Filter the records below and copy every line containing the word "generated".

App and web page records
■ ■ ■ ■ ■ ■ ■

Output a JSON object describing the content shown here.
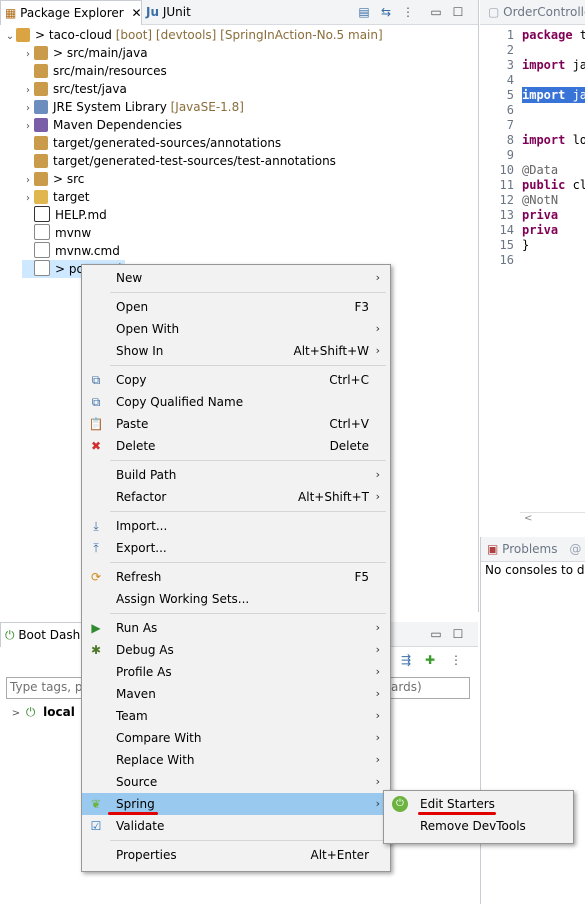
{
  "package_explorer": {
    "tab_title": "Package Explorer",
    "junit_tab": "JUnit",
    "tree": [
      {
        "prefix": "> ",
        "label": "taco-cloud",
        "decoration": " [boot] [devtools] [SpringInAction-No.5 main]"
      },
      {
        "prefix": "> ",
        "label": "src/main/java",
        "decoration": ""
      },
      {
        "prefix": "",
        "label": "src/main/resources",
        "decoration": ""
      },
      {
        "prefix": "",
        "label": "src/test/java",
        "decoration": ""
      },
      {
        "prefix": "",
        "label": "JRE System Library",
        "decoration": " [JavaSE-1.8]"
      },
      {
        "prefix": "",
        "label": "Maven Dependencies",
        "decoration": ""
      },
      {
        "prefix": "",
        "label": "target/generated-sources/annotations",
        "decoration": ""
      },
      {
        "prefix": "",
        "label": "target/generated-test-sources/test-annotations",
        "decoration": ""
      },
      {
        "prefix": "> ",
        "label": "src",
        "decoration": ""
      },
      {
        "prefix": "",
        "label": "target",
        "decoration": ""
      },
      {
        "prefix": "",
        "label": "HELP.md",
        "decoration": ""
      },
      {
        "prefix": "",
        "label": "mvnw",
        "decoration": ""
      },
      {
        "prefix": "",
        "label": "mvnw.cmd",
        "decoration": ""
      },
      {
        "prefix": "> ",
        "label": "pom.xml",
        "decoration": ""
      }
    ]
  },
  "editor": {
    "tab_title": "OrderControlle",
    "lines": [
      {
        "n": "1",
        "text": "package t"
      },
      {
        "n": "2",
        "text": ""
      },
      {
        "n": "3",
        "text": "import ja"
      },
      {
        "n": "4",
        "text": ""
      },
      {
        "n": "5",
        "text": "import ja"
      },
      {
        "n": "6",
        "text": ""
      },
      {
        "n": "7",
        "text": ""
      },
      {
        "n": "8",
        "text": "import lo"
      },
      {
        "n": "9",
        "text": ""
      },
      {
        "n": "10",
        "text": "@Data"
      },
      {
        "n": "11",
        "text": "public cl"
      },
      {
        "n": "12",
        "text": "    @NotN"
      },
      {
        "n": "13",
        "text": "    priva"
      },
      {
        "n": "14",
        "text": "    priva"
      },
      {
        "n": "15",
        "text": "}"
      },
      {
        "n": "16",
        "text": ""
      }
    ]
  },
  "problems": {
    "tab_title": "Problems",
    "message": "No consoles to dis"
  },
  "boot_dashboard": {
    "tab_title": "Boot Dashb",
    "filter_placeholder": "Type tags, pr",
    "filter_suffix": "ards)",
    "local_label": "local"
  },
  "context_menu": {
    "items": [
      {
        "label": "New",
        "accel": "",
        "submenu": true,
        "icon": ""
      },
      {
        "sep": true
      },
      {
        "label": "Open",
        "accel": "F3",
        "submenu": false,
        "icon": ""
      },
      {
        "label": "Open With",
        "accel": "",
        "submenu": true,
        "icon": ""
      },
      {
        "label": "Show In",
        "accel": "Alt+Shift+W",
        "submenu": true,
        "icon": ""
      },
      {
        "sep": true
      },
      {
        "label": "Copy",
        "accel": "Ctrl+C",
        "submenu": false,
        "icon": "copy-icon"
      },
      {
        "label": "Copy Qualified Name",
        "accel": "",
        "submenu": false,
        "icon": "copy-qualified-icon"
      },
      {
        "label": "Paste",
        "accel": "Ctrl+V",
        "submenu": false,
        "icon": "paste-icon"
      },
      {
        "label": "Delete",
        "accel": "Delete",
        "submenu": false,
        "icon": "delete-icon"
      },
      {
        "sep": true
      },
      {
        "label": "Build Path",
        "accel": "",
        "submenu": true,
        "icon": ""
      },
      {
        "label": "Refactor",
        "accel": "Alt+Shift+T",
        "submenu": true,
        "icon": ""
      },
      {
        "sep": true
      },
      {
        "label": "Import...",
        "accel": "",
        "submenu": false,
        "icon": "import-icon"
      },
      {
        "label": "Export...",
        "accel": "",
        "submenu": false,
        "icon": "export-icon"
      },
      {
        "sep": true
      },
      {
        "label": "Refresh",
        "accel": "F5",
        "submenu": false,
        "icon": "refresh-icon"
      },
      {
        "label": "Assign Working Sets...",
        "accel": "",
        "submenu": false,
        "icon": ""
      },
      {
        "sep": true
      },
      {
        "label": "Run As",
        "accel": "",
        "submenu": true,
        "icon": "run-icon"
      },
      {
        "label": "Debug As",
        "accel": "",
        "submenu": true,
        "icon": "debug-icon"
      },
      {
        "label": "Profile As",
        "accel": "",
        "submenu": true,
        "icon": ""
      },
      {
        "label": "Maven",
        "accel": "",
        "submenu": true,
        "icon": ""
      },
      {
        "label": "Team",
        "accel": "",
        "submenu": true,
        "icon": ""
      },
      {
        "label": "Compare With",
        "accel": "",
        "submenu": true,
        "icon": ""
      },
      {
        "label": "Replace With",
        "accel": "",
        "submenu": true,
        "icon": ""
      },
      {
        "label": "Source",
        "accel": "",
        "submenu": true,
        "icon": ""
      },
      {
        "label": "Spring",
        "accel": "",
        "submenu": true,
        "icon": "spring-icon",
        "highlighted": true
      },
      {
        "label": "Validate",
        "accel": "",
        "submenu": false,
        "icon": "checkbox-icon"
      },
      {
        "sep": true
      },
      {
        "label": "Properties",
        "accel": "Alt+Enter",
        "submenu": false,
        "icon": ""
      }
    ]
  },
  "spring_submenu": {
    "items": [
      {
        "label": "Edit Starters",
        "icon": "spring-boot-icon"
      },
      {
        "label": "Remove DevTools",
        "icon": ""
      }
    ]
  },
  "colors": {
    "menu_highlight": "#99c9ef",
    "selection": "#cde8ff",
    "annotation_underline": "#e00000",
    "yellow_marker": "#f2d600"
  }
}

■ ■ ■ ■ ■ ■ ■

### WRITTEN SOLUTION
        "label": "target/generated-sources/annotations",
        "label": "target/generated-test-sources/test-annotations",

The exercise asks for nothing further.